May is National Bike Month, and with cyclists out in force – work commuters, schoolchildren, exercisers, errand-runners – it’s vital for motorists to share the road well with their two-wheeled counterparts.
Some cities and towns are known for their dedicated bike lanes, others are retrofitting roads to include such lanes, and still others have no cycling provisions. Whatever the circumstance, cyclists need motorists’ help to arrive safely. Guided by common sense, here are seven tips to keep in mind:
1. Know cyclists’ rights.
Understand that bicycles legally are able to navigate roads just as vehicles do; they’re not required to ride on the shoulder or between the gutter and the lane. “Bicyclists already have a complete right to the entire road,” says Kirby Beck, a former police officer and bike-safety consultant based in Minnesota.
2. Follow basic road rules.
The same carelessness that causes many car-on-car collisions also leads to collisions with bikes – often with more disastrous results. In a nutshell: keep your eyes on the road, be alert, obey traffic signs and signals, don’t text while driving, and avoid other multitasking activities.
3. To everything: turns, turns, turns.
Be on alert when approaching intersections, which statistically carry the most dangers for cyclists. Even when bike lanes are present along the sides of roadways, “they end where they intersect with other roads, and that’s where the problems really happen,” Beck says. Make right and left turns with extra caution, yielding to bikes before completing your turn.
4. Watch for little ones.
“Children on bicycles are often unpredictable – expect the unexpected and slow down,” advises South Carolina’s Palmetto Cycling Coalition. “Most children don’t have adequate knowledge of traffic laws, and children are harder to see because they are typically smaller than adults.” Be sure to obey school-zone speed limits and crosswalk signs.
5. Pass with extra care.
“Motorists must at all times maintain a 3-foot clearance when passing a bicyclist,” according to Minnesota’s Share the Road guidelines. The so-called “3-feet rule” – a law in many states – is a sound one, but pass cyclists with even more room if possible, and give them as wide a berth as possible.
6. Yield when entering traffic.
Before you pull out of an alley, driveway, parking lot or other area that calls for entering the flow of traffic, look carefully – the old “left, right and left again” approach can be effective in these cases – and yield to a cyclist crossing your path.
7. Open car doors with caution.
Movies such as Steve Martin’s The Pink Panther have drawn laughs with this one, but in real life there’s nothing funny about collisions caused by opening a car door without looking to see who might be peddling alongside.

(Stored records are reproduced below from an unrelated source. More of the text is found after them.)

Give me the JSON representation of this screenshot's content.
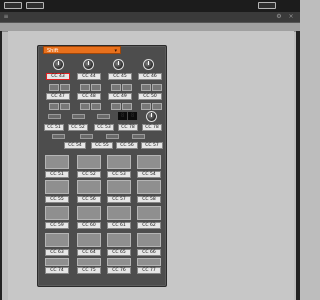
{
  "topbar": {
    "caption": ""
  },
  "device": {
    "shift_label": "Shift",
    "shift_arrow": "▾",
    "knob_labels": [
      "CC 43",
      "CC 44",
      "CC 45",
      "CC 46"
    ],
    "slider_labels": [
      "CC 47",
      "CC 48",
      "CC 49",
      "CC 50"
    ],
    "mini_buttons": [
      "",
      "",
      "",
      ""
    ],
    "row3_labels": [
      "CC 51",
      "CC 52",
      "CC 53",
      "CC 78",
      "CC 78"
    ],
    "row4_labels": [
      "CC 54",
      "CC 55",
      "CC 56",
      "CC 57"
    ],
    "display_digits": [
      "8",
      "8"
    ],
    "pad_rows": [
      [
        "CC 51",
        "CC 52",
        "CC 53",
        "CC 54"
      ],
      [
        "CC 55",
        "CC 56",
        "CC 57",
        "CC 58"
      ],
      [
        "CC 59",
        "CC 60",
        "CC 61",
        "CC 62"
      ],
      [
        "CC 63",
        "CC 64",
        "CC 65",
        "CC 66"
      ],
      [
        "CC 74",
        "CC 75",
        "CC 76",
        "CC 77"
      ]
    ]
  },
  "colors": {
    "accent": "#e8701c",
    "device_body": "#4d4d4d",
    "background": "#bdbdbd"
  }
}
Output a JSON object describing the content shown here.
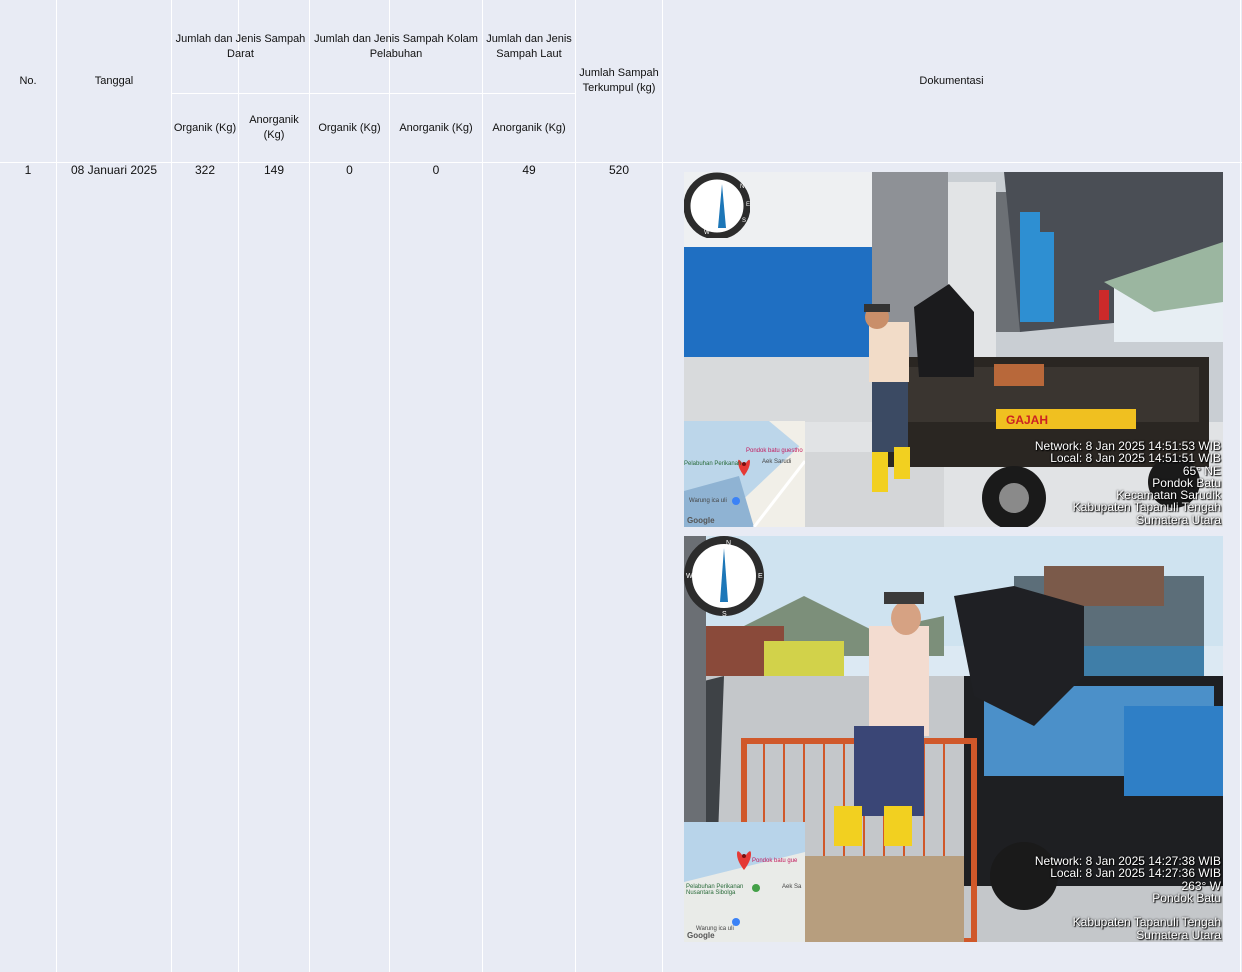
{
  "table": {
    "headers": {
      "no": "No.",
      "tanggal": "Tanggal",
      "darat": "Jumlah dan Jenis Sampah Darat",
      "kolam": "Jumlah dan Jenis Sampah Kolam Pelabuhan",
      "laut": "Jumlah dan Jenis Sampah Laut",
      "terkumpul": "Jumlah Sampah Terkumpul (kg)",
      "dokumentasi": "Dokumentasi",
      "darat_organik": "Organik (Kg)",
      "darat_anorganik": "Anorganik (Kg)",
      "kolam_organik": "Organik (Kg)",
      "kolam_anorganik": "Anorganik (Kg)",
      "laut_anorganik": "Anorganik (Kg)"
    },
    "rows": [
      {
        "no": "1",
        "tanggal": "08 Januari 2025",
        "darat_organik": "322",
        "darat_anorganik": "149",
        "kolam_organik": "0",
        "kolam_anorganik": "0",
        "laut_anorganik": "49",
        "terkumpul": "520"
      }
    ]
  },
  "photos": [
    {
      "overlay_lines": [
        "Network: 8 Jan 2025 14:51:53 WIB",
        "Local: 8 Jan 2025 14:51:51 WIB",
        "65° NE",
        "Pondok Batu",
        "Kecamatan Sarudik",
        "Kabupaten Tapanuli Tengah",
        "Sumatera Utara"
      ],
      "truck_text": "GAJAH",
      "map_labels": [
        "Pondok batu guestho",
        "Aek Sarudi",
        "Warung ica uli",
        "Pelabuhan Perikanan"
      ],
      "google": "Google"
    },
    {
      "overlay_lines": [
        "Network: 8 Jan 2025 14:27:38 WIB",
        "Local: 8 Jan 2025 14:27:36 WIB",
        "263° W",
        "Pondok Batu",
        "",
        "Kabupaten Tapanuli Tengah",
        "Sumatera Utara"
      ],
      "map_labels": [
        "Pondok batu gue",
        "Pelabuhan Perikanan Nusantara Sibolga",
        "Aek Sa",
        "Warung ica uli"
      ],
      "google": "Google"
    }
  ],
  "compass_letters": [
    "N",
    "E",
    "S",
    "W"
  ]
}
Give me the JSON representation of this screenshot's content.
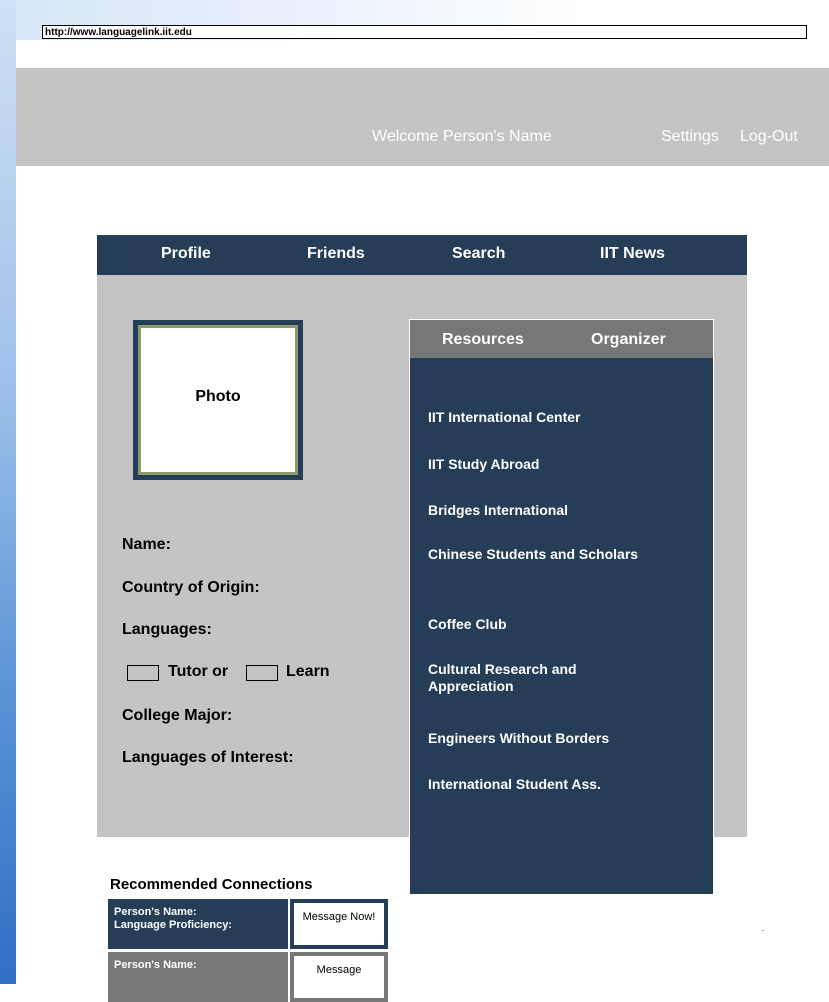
{
  "browser": {
    "url": "http://www.languagelink.iit.edu"
  },
  "header": {
    "welcome": "Welcome Person's Name",
    "settings": "Settings",
    "logout": "Log-Out"
  },
  "nav": {
    "items": [
      {
        "label": "Profile"
      },
      {
        "label": "Friends"
      },
      {
        "label": "Search"
      },
      {
        "label": "IIT News"
      }
    ]
  },
  "profile": {
    "photo": "Photo",
    "name": "Name:",
    "country": "Country of Origin:",
    "languages": "Languages:",
    "tutor": "Tutor or",
    "learn": "Learn",
    "major": "College Major:",
    "interest": "Languages of Interest:"
  },
  "resources": {
    "tabs": [
      {
        "label": "Resources"
      },
      {
        "label": "Organizer"
      }
    ],
    "items": [
      {
        "label": "IIT International Center"
      },
      {
        "label": "IIT Study Abroad"
      },
      {
        "label": "Bridges International"
      },
      {
        "label": "Chinese Students and Scholars"
      },
      {
        "label": "Coffee Club"
      },
      {
        "label": "Cultural Research and Appreciation"
      },
      {
        "label": "Engineers Without Borders"
      },
      {
        "label": "International Student Ass."
      }
    ]
  },
  "recommended": {
    "title": "Recommended Connections",
    "rows": [
      {
        "name": "Person's Name:",
        "proficiency": "Language Proficiency:",
        "button": "Message Now!",
        "color": "#253d57"
      },
      {
        "name": "Person's Name:",
        "proficiency": "",
        "button": "Message",
        "color": "#777777"
      }
    ]
  }
}
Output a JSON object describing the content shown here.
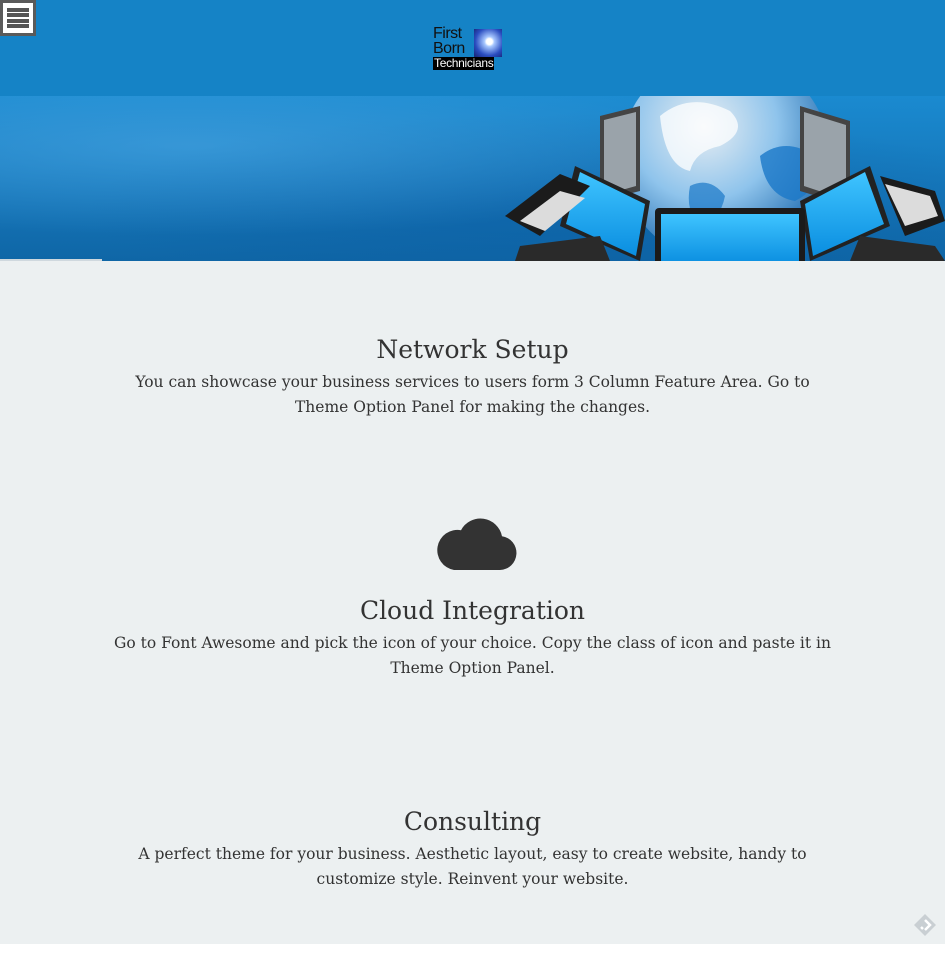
{
  "header": {
    "logo": {
      "line1": "First",
      "line2": "Born",
      "line3": "Technicians"
    },
    "menu_icon": "hamburger-menu-icon",
    "background_color": "#1583c6"
  },
  "banner": {
    "image": "globe-with-laptops-illustration"
  },
  "features": [
    {
      "title": "Network Setup",
      "text": "You can showcase your business services to users form 3 Column Feature Area. Go to Theme Option Panel for making the changes."
    },
    {
      "icon": "cloud-icon",
      "title": "Cloud Integration",
      "text": "Go to Font Awesome and pick the icon of your choice. Copy the class of icon and paste it in Theme Option Panel."
    },
    {
      "title": "Consulting",
      "text": "A perfect theme for your business. Aesthetic layout, easy to create website, handy to customize style. Reinvent your website."
    }
  ],
  "corner_icon": "feedly-icon",
  "colors": {
    "accent": "#1583c6",
    "content_background": "#ecf0f1",
    "text": "#333333"
  }
}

Since many cities are adding bike lanes between the main lanes and the parallel-parking lane, this is an especially timely reminder.
In short, motorists and cyclists must be on guard as they share the road. “When we all try to do what’s right and watch out for each other, things go much better,” bike-safety consultant Beck says.